AUTHORLINK: Talk to me about your revision process when working with your editor. What sort of changes did you make? Any tips on revision for apprentice writers?

“Each new beta reader, each agent, brought some new idea.”

NIEMAN: Each new beta reader, each agent, brought some new idea. The ending went through several versions until the right one clicked. Pam Van Dyke is my editor at Regal House, and under her guidance, I added new material near the beginning, reduced some explanatory sections, and clarified where needed. Apprentice writers should seek out beta readers who can provide honest feedback.

AUTHORLINK: What advice would you offer to apprentice mystery writers?
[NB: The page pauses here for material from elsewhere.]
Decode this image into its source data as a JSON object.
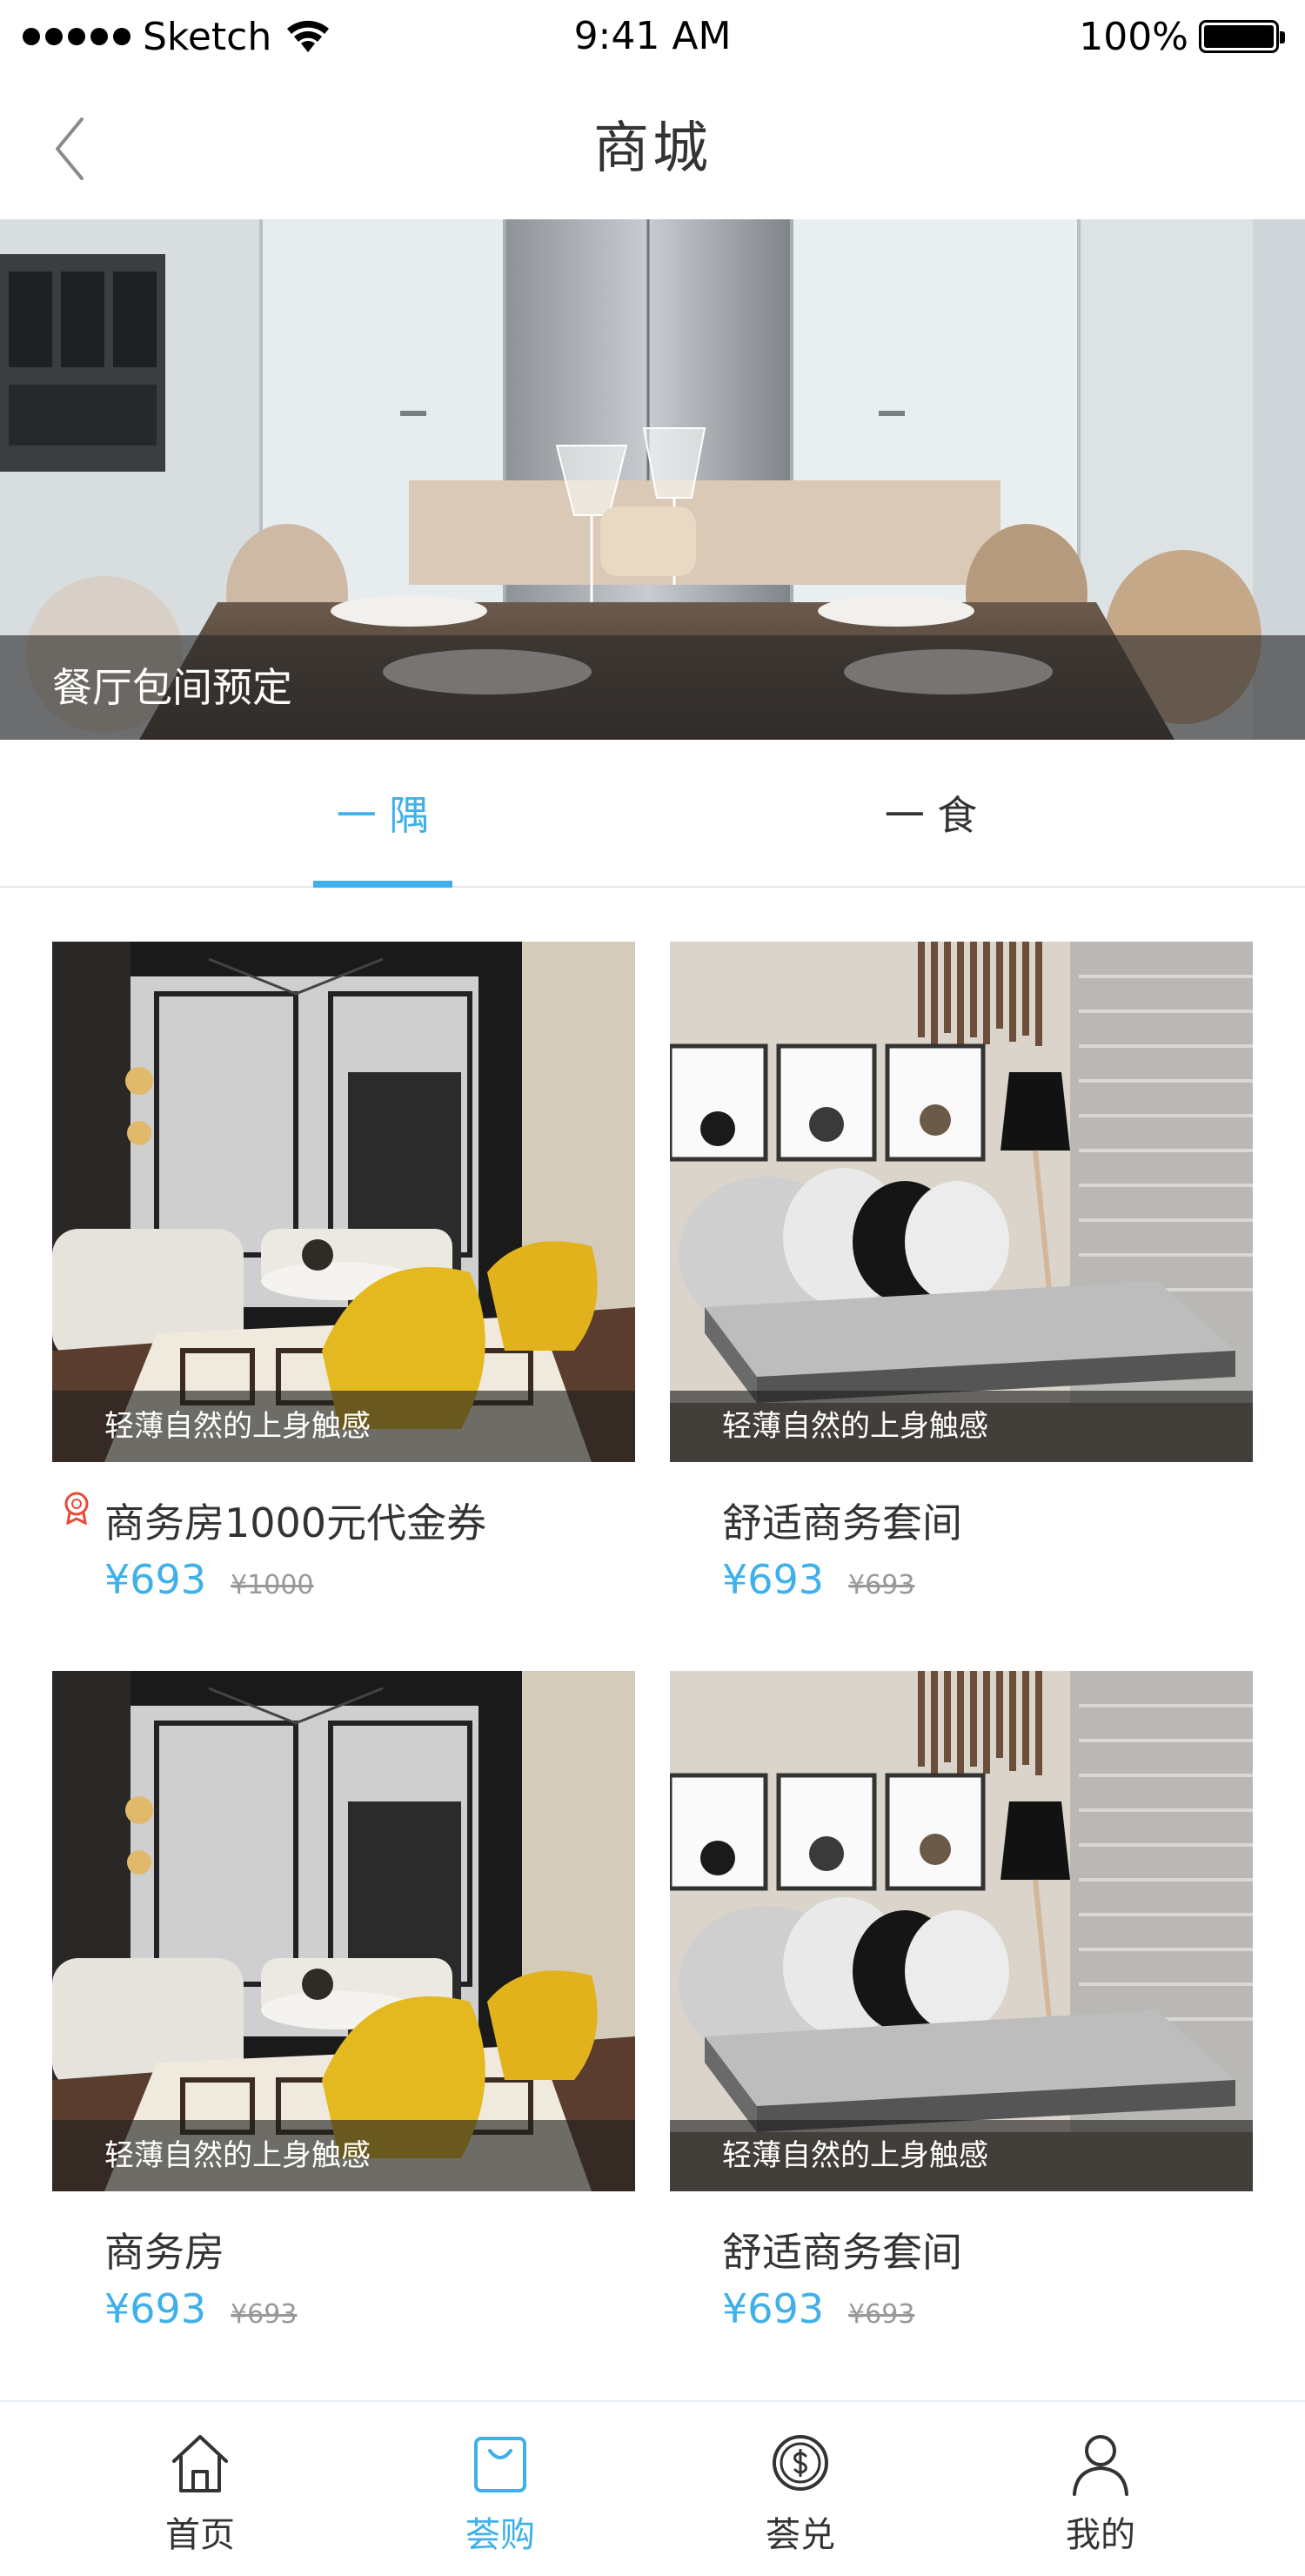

NIEMAN: I guess the same advice given to all writers: Read a lot, write a lot, and believe in your own voice. I’m not the best model for mystery writers, as I do standalone novels and most write a series of books based on the lead character.

AUTHORLINK: Discuss what you are working on now.

NIEMAN: I’m working on three things at once, as usual. I’m writing a To the Bones sequel, which is a first for me, as well as a historical novel series with speculative elements. I’m trying to pull together another collection of poetry.

Valerie Nieman is the author of five novels, short fiction collection and three poetry collections. She has published widely in journals and anthologies, and has held state and NEA creative writing fellowships. She holds degrees from West Virginia University and Queens University of Charlotte and was a journalist and farmer in West Virginia before moving to North Carolina in 1997. She is professor emeritus at NC A&T State University.